FAQ

Frequently asked questions

Exact matches only
Search in title
Search in content
Search in posts
Search in pages
Filter by Categories
cost
License
Uncategorized

 

Is the eBioKit distributed as Open Source software?

All software tools and data included in eBioKit are open source and free to use. In addition, the eBioKit web interface and included tutorials are also open source and under Creative Commons Attribution (CC BY) license.

Can I download an eBioKit?

Currently, the eBioKit is not available as a downloadable resource for being too large (6-7 TB), and its acquisition must be done through the developers team, who will seek the way to get a copy of eBioKit that best suits your conditions.

How much cost an eBioKit?

The eBioKit is distributed at no cost, except those derived from the purchase of the necessary hardware to run the system (i.e. the Mac mini or Mac pro machines) and transportation.

Performance of the system

The version of the eBioKit built on Apple Mac Mini machines with 16GB of RAM has been successfully used for courses with up to 25 students working in parallel on the tutorials included in the platform. This version may not be recommended for large NGS analysis work. On the other hand, the Mac Pro based version with 32 GB RAM allows up to 40 students to attend to a course and work simultaneously. In spite of the system has not been benchmarked for intensive work yet, it is know that the system is routinely used as an analytical resource by some of the project partners.

How can I update my eBioKit?

Updating services in the eBioKit potentially has two obstacles: the first and most obvious is the limitation imposed by the poor quality of the internet connection in those places for which the system has been mainly designed that makes almost impossible to download the large amounts of data that would be necessary for the upgrading.
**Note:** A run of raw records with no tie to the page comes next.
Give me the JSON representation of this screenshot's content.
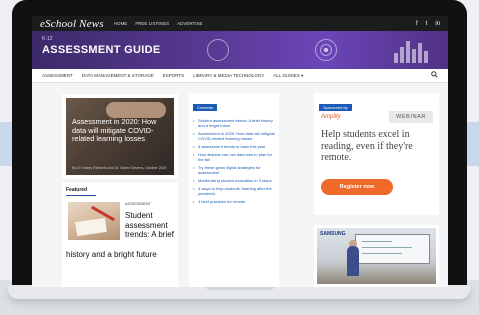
{
  "top_bar": {
    "logo": "eSchool News",
    "links": [
      "HOME",
      "FREE LISTINGS",
      "ADVERTISE"
    ],
    "social": [
      "f",
      "t",
      "in"
    ]
  },
  "hero": {
    "kicker": "K-12",
    "title": "ASSESSMENT GUIDE"
  },
  "nav": {
    "items": [
      "ASSESSMENT",
      "DATA MANAGEMENT & STORAGE",
      "ESPORTS",
      "LIBRARY & MEDIA TECHNOLOGY",
      "ALL GUIDES ▾"
    ],
    "search_icon": "search-icon"
  },
  "main_article": {
    "title": "Assessment in 2020: How data will mitigate COVID-related learning losses",
    "byline": "By Dr. Kasey Richards and Dr. Karen Stevens, October 2020"
  },
  "featured": {
    "label": "Featured",
    "category": "ASSESSMENT",
    "title_lines": [
      "Student",
      "assessment",
      "trends: A brief"
    ],
    "title_last_line": "history and a bright future"
  },
  "contents": {
    "label": "Contents",
    "items": [
      "Student assessment trends: A brief history and a bright future",
      "Assessment in 2020: How data will mitigate COVID-related learning losses",
      "5 assessment trends to track this year",
      "How districts can use data now to plan for the fall",
      "Try these great digital strategies for assessment",
      "Modernizing student evaluation in 3 steps",
      "3 ways to help students' learning after the pandemic",
      "4 best practices for remote"
    ]
  },
  "sponsor": {
    "label": "Sponsored by",
    "brand": "Amplify",
    "webinar": "WEBINAR",
    "headline": "Help students excel in reading, even if they're remote.",
    "cta": "Register now"
  },
  "ad2": {
    "brand": "SAMSUNG"
  }
}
The second hurdle is to maintain the consistency of the system so that the update of the services does not limit the ability to complete without problems the tutorials included.
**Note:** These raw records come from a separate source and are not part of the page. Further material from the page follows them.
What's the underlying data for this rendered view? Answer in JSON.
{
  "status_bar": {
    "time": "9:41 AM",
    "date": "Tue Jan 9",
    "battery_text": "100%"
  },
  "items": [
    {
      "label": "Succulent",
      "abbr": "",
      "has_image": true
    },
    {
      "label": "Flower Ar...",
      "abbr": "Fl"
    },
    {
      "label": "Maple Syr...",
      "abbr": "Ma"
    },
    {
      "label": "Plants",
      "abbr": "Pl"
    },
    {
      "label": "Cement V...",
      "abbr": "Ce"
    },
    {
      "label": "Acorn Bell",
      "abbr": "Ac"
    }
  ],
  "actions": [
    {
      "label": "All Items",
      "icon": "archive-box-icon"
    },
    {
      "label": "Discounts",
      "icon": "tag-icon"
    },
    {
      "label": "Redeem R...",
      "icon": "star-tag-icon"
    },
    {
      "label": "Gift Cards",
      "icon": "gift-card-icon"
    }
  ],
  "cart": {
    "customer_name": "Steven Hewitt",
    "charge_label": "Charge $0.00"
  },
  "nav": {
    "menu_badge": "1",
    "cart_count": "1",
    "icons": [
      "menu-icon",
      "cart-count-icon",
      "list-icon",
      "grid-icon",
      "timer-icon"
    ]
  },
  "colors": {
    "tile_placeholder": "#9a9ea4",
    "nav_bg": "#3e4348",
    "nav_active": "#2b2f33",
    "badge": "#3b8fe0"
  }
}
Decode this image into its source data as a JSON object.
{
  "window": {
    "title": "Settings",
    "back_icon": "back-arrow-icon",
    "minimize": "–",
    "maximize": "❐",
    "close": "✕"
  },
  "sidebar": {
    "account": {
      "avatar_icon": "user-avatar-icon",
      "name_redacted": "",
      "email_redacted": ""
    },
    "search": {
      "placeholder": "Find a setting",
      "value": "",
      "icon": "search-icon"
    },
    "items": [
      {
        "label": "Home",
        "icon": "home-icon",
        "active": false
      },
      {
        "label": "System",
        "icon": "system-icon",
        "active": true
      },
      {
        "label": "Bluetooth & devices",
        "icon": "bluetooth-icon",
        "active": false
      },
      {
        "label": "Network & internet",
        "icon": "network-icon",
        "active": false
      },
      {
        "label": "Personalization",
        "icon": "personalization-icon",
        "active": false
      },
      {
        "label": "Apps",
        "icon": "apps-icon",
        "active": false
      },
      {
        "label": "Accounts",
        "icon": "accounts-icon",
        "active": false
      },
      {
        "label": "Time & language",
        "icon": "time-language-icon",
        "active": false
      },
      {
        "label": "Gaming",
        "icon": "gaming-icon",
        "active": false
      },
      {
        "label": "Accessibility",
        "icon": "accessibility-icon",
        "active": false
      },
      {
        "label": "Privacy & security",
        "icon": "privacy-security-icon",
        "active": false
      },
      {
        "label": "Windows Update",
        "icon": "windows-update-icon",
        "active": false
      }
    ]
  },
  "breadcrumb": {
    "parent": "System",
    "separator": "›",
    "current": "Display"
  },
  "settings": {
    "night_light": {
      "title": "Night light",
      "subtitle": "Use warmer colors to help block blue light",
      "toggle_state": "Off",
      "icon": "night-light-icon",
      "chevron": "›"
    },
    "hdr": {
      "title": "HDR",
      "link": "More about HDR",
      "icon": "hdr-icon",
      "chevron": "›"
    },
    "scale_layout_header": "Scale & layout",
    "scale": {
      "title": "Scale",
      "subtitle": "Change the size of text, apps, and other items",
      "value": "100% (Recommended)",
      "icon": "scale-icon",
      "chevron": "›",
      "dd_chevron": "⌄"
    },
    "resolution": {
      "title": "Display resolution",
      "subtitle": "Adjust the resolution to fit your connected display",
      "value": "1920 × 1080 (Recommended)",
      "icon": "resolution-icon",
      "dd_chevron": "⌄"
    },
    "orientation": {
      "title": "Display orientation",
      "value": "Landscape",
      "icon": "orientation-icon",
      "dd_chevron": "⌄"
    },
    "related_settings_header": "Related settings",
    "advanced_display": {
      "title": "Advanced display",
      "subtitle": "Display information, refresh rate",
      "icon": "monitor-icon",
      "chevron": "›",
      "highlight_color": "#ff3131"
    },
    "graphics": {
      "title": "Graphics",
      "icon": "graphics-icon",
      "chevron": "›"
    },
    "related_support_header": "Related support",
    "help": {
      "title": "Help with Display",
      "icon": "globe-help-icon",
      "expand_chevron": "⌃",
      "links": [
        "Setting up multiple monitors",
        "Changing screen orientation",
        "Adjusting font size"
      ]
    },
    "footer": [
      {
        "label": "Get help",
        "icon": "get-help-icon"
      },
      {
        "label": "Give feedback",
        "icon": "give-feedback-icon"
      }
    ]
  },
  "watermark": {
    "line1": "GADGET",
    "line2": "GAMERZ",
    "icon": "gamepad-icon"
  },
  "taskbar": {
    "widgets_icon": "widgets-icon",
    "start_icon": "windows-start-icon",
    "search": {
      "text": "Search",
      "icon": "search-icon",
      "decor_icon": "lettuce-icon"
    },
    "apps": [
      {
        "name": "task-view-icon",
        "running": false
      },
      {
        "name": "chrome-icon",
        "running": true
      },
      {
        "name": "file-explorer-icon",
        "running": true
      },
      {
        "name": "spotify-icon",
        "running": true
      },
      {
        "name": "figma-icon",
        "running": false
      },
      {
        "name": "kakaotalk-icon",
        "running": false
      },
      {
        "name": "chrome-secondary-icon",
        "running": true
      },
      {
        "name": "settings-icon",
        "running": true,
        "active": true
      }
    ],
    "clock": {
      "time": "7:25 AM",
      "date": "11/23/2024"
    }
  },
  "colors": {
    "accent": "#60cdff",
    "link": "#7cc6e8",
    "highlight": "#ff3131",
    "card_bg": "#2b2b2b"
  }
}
So far, the strategy followed has been the periodic production of improved versions of the system including updates of the installed services and their corresponding tutorials. The distribution of these new versions depends on the infrastructures of the center or university that wants to update its eBioKit. In certain cases, it has being possible to distribute images of the new versions through the internet. However the ability to transmit several terabytes without problems is hampered in most African countries by failures in the electric power or in the internet connection. Alternatively, most updates have been made “in situ”, for example, taking advantage of a visit to the host centre or university and making a copy of an updated version of the system. This method has been possible thanks to by the great participation of our group in research and sustainability projects in Africa, Asia, Europe and the Americas and based on necessities of numerous courses organized there. Nevertheless, we consider essential the search for a more sustainable system for updating the eBioKit and for that reason we are currently working on a new architecture based on Dockers that allows keeping the system up-to-date by selective updating of services through internet, which will potentially avoid unnecessary displacements and minimize the data transfer. We are also, in parallel, working on a model based on the distribution of hard drives containing yearly updates.

About eBioKit team
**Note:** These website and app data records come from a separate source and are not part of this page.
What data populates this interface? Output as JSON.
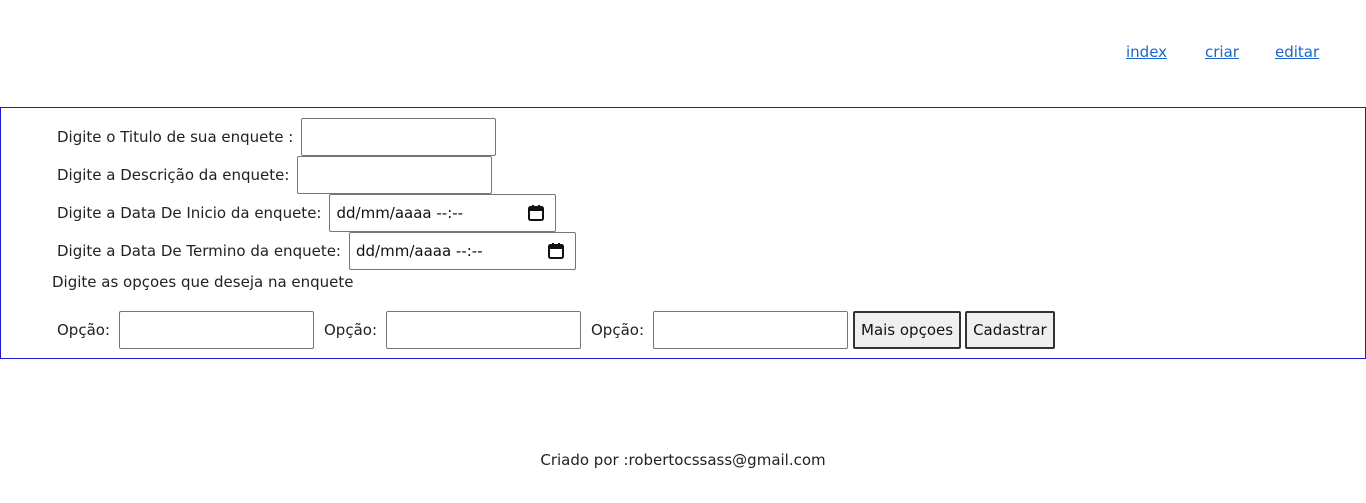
{
  "nav": {
    "links": [
      {
        "label": "index"
      },
      {
        "label": "criar"
      },
      {
        "label": "editar"
      }
    ]
  },
  "form": {
    "title_label": "Digite o Titulo de sua enquete :",
    "title_value": "",
    "description_label": "Digite a Descrição da enquete:",
    "description_value": "",
    "start_label": "Digite a Data De Inicio da enquete:",
    "start_placeholder": "dd/mm/aaaa --:--",
    "end_label": "Digite a Data De Termino da enquete:",
    "end_placeholder": "dd/mm/aaaa --:--",
    "options_prompt": "Digite as opçoes que deseja na enquete",
    "options": [
      {
        "label": "Opção:",
        "value": ""
      },
      {
        "label": "Opção:",
        "value": ""
      },
      {
        "label": "Opção:",
        "value": ""
      }
    ],
    "more_options_button": "Mais opçoes",
    "submit_button": "Cadastrar"
  },
  "footer": {
    "text": "Criado por :robertocssass@gmail.com"
  },
  "colors": {
    "link": "#1a66cc",
    "frame_border": "#1a1acc"
  },
  "icons": {
    "date_picker": "calendar-icon"
  }
}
People that have worked on the eBioKit project in chronological order:

  • Alvaro Martinez Barrio
  • Erik Lagercrantz
  • Fei Fei Xu
  • Martin Norling
  • Oscar Eriksson
  • Rafael Hern├índez de Diego

Project leader:

  • Erik Bongcam-Rudloff